## PROBLEM TO SOLVE
Please output the entries below without altering a single character.

## SUPPLIED RECORDS
──────────────────────────────
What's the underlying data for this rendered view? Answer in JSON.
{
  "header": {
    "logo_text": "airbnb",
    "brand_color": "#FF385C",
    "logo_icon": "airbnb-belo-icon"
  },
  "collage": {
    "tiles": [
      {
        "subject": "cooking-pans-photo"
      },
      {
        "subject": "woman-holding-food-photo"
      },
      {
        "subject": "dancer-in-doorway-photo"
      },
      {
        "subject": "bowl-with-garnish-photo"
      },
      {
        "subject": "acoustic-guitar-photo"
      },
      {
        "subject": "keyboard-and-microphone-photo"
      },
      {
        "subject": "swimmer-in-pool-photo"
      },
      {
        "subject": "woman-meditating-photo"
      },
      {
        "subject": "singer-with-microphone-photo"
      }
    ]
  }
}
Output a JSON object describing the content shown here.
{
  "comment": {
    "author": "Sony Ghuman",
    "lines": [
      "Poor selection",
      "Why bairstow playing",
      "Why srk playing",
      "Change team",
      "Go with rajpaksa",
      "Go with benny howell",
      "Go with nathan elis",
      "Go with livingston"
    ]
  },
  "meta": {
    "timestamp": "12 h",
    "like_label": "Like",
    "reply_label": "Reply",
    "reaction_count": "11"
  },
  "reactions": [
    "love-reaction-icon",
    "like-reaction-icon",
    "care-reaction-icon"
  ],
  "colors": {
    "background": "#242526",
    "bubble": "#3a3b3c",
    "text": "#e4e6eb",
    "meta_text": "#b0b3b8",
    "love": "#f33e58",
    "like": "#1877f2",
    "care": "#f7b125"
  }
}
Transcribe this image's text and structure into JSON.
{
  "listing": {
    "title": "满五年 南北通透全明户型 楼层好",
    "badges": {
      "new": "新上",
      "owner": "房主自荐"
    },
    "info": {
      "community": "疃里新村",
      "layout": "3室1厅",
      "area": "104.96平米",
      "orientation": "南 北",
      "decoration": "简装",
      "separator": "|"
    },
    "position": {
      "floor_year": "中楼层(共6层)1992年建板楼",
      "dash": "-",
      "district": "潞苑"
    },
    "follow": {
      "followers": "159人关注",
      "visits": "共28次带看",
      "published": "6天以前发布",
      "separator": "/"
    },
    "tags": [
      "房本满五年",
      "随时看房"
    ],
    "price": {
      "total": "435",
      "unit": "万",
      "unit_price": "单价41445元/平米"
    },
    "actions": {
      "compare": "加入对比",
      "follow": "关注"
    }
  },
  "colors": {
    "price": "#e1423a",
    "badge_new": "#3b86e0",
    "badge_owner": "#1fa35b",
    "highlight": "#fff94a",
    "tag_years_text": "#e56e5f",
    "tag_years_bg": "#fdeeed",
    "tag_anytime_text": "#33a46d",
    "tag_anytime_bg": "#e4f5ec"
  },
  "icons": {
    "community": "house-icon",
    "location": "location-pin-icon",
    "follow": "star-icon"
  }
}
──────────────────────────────
## THE COMPLETED TASK
What's the underlying data for this rendered view? Answer in JSON.
{
  "header": {
    "logo_text": "airbnb",
    "brand_color": "#FF385C",
    "logo_icon": "airbnb-belo-icon"
  },
  "collage": {
    "tiles": [
      {
        "subject": "cooking-pans-photo"
      },
      {
        "subject": "woman-holding-food-photo"
      },
      {
        "subject": "dancer-in-doorway-photo"
      },
      {
        "subject": "bowl-with-garnish-photo"
      },
      {
        "subject": "acoustic-guitar-photo"
      },
      {
        "subject": "keyboard-and-microphone-photo"
      },
      {
        "subject": "swimmer-in-pool-photo"
      },
      {
        "subject": "woman-meditating-photo"
      },
      {
        "subject": "singer-with-microphone-photo"
      }
    ]
  }
}
Output a JSON object describing the content shown here.
{
  "comment": {
    "author": "Sony Ghuman",
    "lines": [
      "Poor selection",
      "Why bairstow playing",
      "Why srk playing",
      "Change team",
      "Go with rajpaksa",
      "Go with benny howell",
      "Go with nathan elis",
      "Go with livingston"
    ]
  },
  "meta": {
    "timestamp": "12 h",
    "like_label": "Like",
    "reply_label": "Reply",
    "reaction_count": "11"
  },
  "reactions": [
    "love-reaction-icon",
    "like-reaction-icon",
    "care-reaction-icon"
  ],
  "colors": {
    "background": "#242526",
    "bubble": "#3a3b3c",
    "text": "#e4e6eb",
    "meta_text": "#b0b3b8",
    "love": "#f33e58",
    "like": "#1877f2",
    "care": "#f7b125"
  }
}
Transcribe this image's text and structure into JSON.
{
  "listing": {
    "title": "满五年 南北通透全明户型 楼层好",
    "badges": {
      "new": "新上",
      "owner": "房主自荐"
    },
    "info": {
      "community": "疃里新村",
      "layout": "3室1厅",
      "area": "104.96平米",
      "orientation": "南 北",
      "decoration": "简装",
      "separator": "|"
    },
    "position": {
      "floor_year": "中楼层(共6层)1992年建板楼",
      "dash": "-",
      "district": "潞苑"
    },
    "follow": {
      "followers": "159人关注",
      "visits": "共28次带看",
      "published": "6天以前发布",
      "separator": "/"
    },
    "tags": [
      "房本满五年",
      "随时看房"
    ],
    "price": {
      "total": "435",
      "unit": "万",
      "unit_price": "单价41445元/平米"
    },
    "actions": {
      "compare": "加入对比",
      "follow": "关注"
    }
  },
  "colors": {
    "price": "#e1423a",
    "badge_new": "#3b86e0",
    "badge_owner": "#1fa35b",
    "highlight": "#fff94a",
    "tag_years_text": "#e56e5f",
    "tag_years_bg": "#fdeeed",
    "tag_anytime_text": "#33a46d",
    "tag_anytime_bg": "#e4f5ec"
  },
  "icons": {
    "community": "house-icon",
    "location": "location-pin-icon",
    "follow": "star-icon"
  }
}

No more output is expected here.